The IDF has failed to tackle the issue of illegal Palestinian building, particularly those projects funded by the European Union, charged MK Moti Yogev during a stormy meeting Wednesday of the Knesset Foreign Affairs and Defense Committee subgroup on Judea and Samaria.

“Officers in uniform are not doing their job, and we will insist on a commission of inquiry to deal with it,” Yogev (Bayit Yehudi) angrily stated.

The lack of policy has simply allowed for a situation of lawlessness, added Yogev, who chairs the committee subgroup.

Hundreds if not thousands of illegal Palestinian homes were built on state land in Area C of the West Bank, he said.

The Civil Administration of Judea and Samaria “has abandoned that territory,” Yogev said.

“This is simply construction terrorism directed by the Palestinian Authority with funding from the European Union that amounts to “110 million euros annually,” Yogev said.

The EU has also supporting the illegal construction of Palestinian infrastructure, such as roads, in Area C, Yogev charged.

Representatives of the civil administration, the Foreign Ministry and the Prosecutor’s Office for Judea and Samaria took issue with Yogev’s words.

Civil administration deputy head Uri Mendes said that his office is cracking down on illegal Palestinian building. It is destroying all such structures, save for those that are the subject of legal cases or are protected by a court injunction.

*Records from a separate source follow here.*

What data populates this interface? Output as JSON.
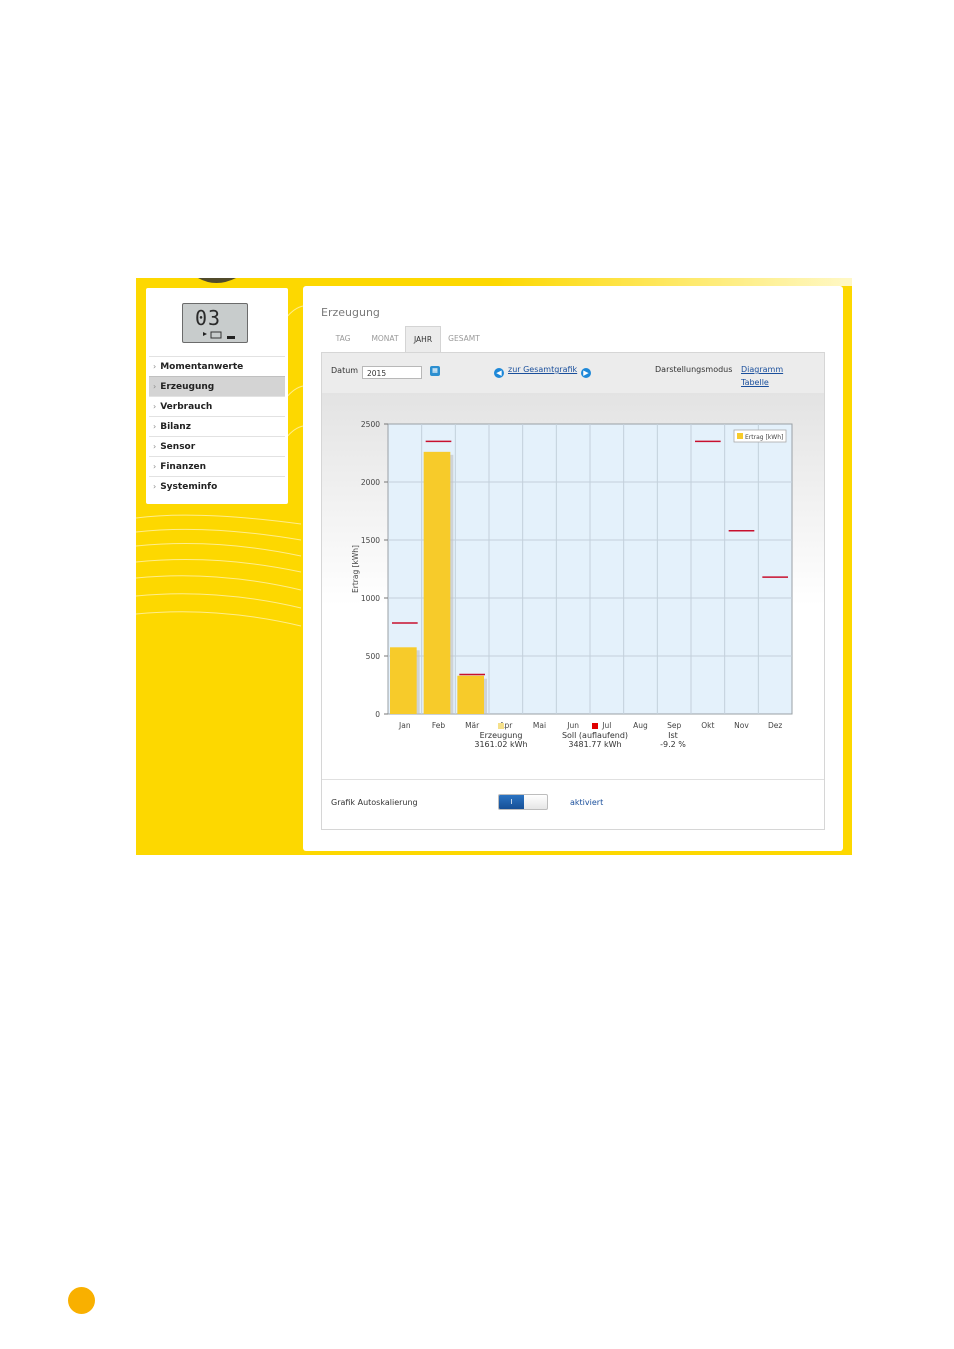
{
  "sidebar": {
    "lcd_digits": "03",
    "items": [
      {
        "label": "Momentanwerte",
        "active": false
      },
      {
        "label": "Erzeugung",
        "active": true
      },
      {
        "label": "Verbrauch",
        "active": false
      },
      {
        "label": "Bilanz",
        "active": false
      },
      {
        "label": "Sensor",
        "active": false
      },
      {
        "label": "Finanzen",
        "active": false
      },
      {
        "label": "Systeminfo",
        "active": false
      }
    ]
  },
  "page": {
    "title": "Erzeugung",
    "tabs": [
      "TAG",
      "MONAT",
      "JAHR",
      "GESAMT"
    ],
    "active_tab": "JAHR"
  },
  "toolbar": {
    "date_label": "Datum",
    "date_value": "2015",
    "nav_link": "zur Gesamtgrafik",
    "mode_label": "Darstellungsmodus",
    "mode_diagram": "Diagramm",
    "mode_table": "Tabelle"
  },
  "chart_data": {
    "type": "bar",
    "categories": [
      "Jan",
      "Feb",
      "Mär",
      "Apr",
      "Mai",
      "Jun",
      "Jul",
      "Aug",
      "Sep",
      "Okt",
      "Nov",
      "Dez"
    ],
    "series": [
      {
        "name": "Ertrag [kWh]",
        "values": [
          575,
          2260,
          330,
          null,
          null,
          null,
          null,
          null,
          null,
          null,
          null,
          null
        ],
        "color": "#f7cb2a"
      }
    ],
    "targets": [
      785,
      2350,
      340,
      null,
      null,
      null,
      null,
      null,
      null,
      2350,
      1580,
      1180
    ],
    "target_color": "#c8102e",
    "ylabel": "Ertrag [kWh]",
    "ylim": [
      0,
      2500
    ],
    "yticks": [
      0,
      500,
      1000,
      1500,
      2000,
      2500
    ],
    "grid": true,
    "legend_position": "top-right",
    "plot_background": "#e4f1fb"
  },
  "summary": [
    {
      "label": "Erzeugung",
      "value": "3161.02 kWh",
      "color": "#f5e08a"
    },
    {
      "label": "Soll (auflaufend)",
      "value": "3481.77 kWh",
      "color": "#e00000"
    },
    {
      "label": "Ist",
      "value": "-9.2 %",
      "color": ""
    }
  ],
  "autoscale": {
    "label": "Grafik Autoskalierung",
    "toggle_on": "I",
    "state": "aktiviert"
  }
}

Civil Administration deputy head, Col. Uri Mendes, Brig. Gen. (ret) Dov Sedaka and MK Motti Yogev (Bayit Yehudi)

He explained that there is a fair amount of illegal building on the part of both Israelis and Palestinians in Area C. In 2014, 904 illegal structures were built, of which 408 were destroyed, Mendes said.

But Merav Ettinger, the legal adviser for the Judea and Samaria police, took issue with his words.

“Enforcement [of building laws] is a top priority for us. We are disappointed that the civil administration has not asked for more help from us on this matter,” she said.

Foreign Ministry Department for European Organizations director Avivit Bar-Ilan said that her office has persistently brought up the matter with the Europeans, who have characterized their activities as humanitarian aid to the Palestinians.

MK Shuli Moalem-Refaeli (Bayit Yehudi) seemed surprised by her words.

“Why are we letting EU equipment into Area C?” she asked. “Why aren’t we confiscating it?” She added, “You are talking and talking. I have never heard so many words that amount to nothing. Such behavior is intolerable. If you can’t do your work, you should return your keys.” At some points the debate turned into a screaming match, with Ksenia Svetlova (Zionist Union) and Nurit Koren (Likud) yelling at each other in rapid-fire fashion.

Koren took issue with the Svetlova’s use of the words “occupied territory.” “We’re the sovereign power there,” Koren said.

Ksenia Svetlova (Zionist Union) and Nurit Koren (Likud) at the Knesset Foreign Affairs and Defense Committee sub-group on Judea and Samaria.

“What are you talking about?” yelled Svetlova. “We aren’t ruling over a population there. Are you saying that everyone is Israeli there?” MK Michael Oren (Kulanu) attempted to clarify that Israel has authority over the area but is not the sovereign power there.

“We rule there according to international agreements. We have the responsibility and the authority to prevent illegal Palestinian building there, including from the EU,” he said.

He charged that the EU was “blatantly creating facts on the ground” with the aim of helping the Palestinians create a state without negotiations.

The matter needs to be dealt with at the policy level and the responsibility for it rests with the government, Oren said.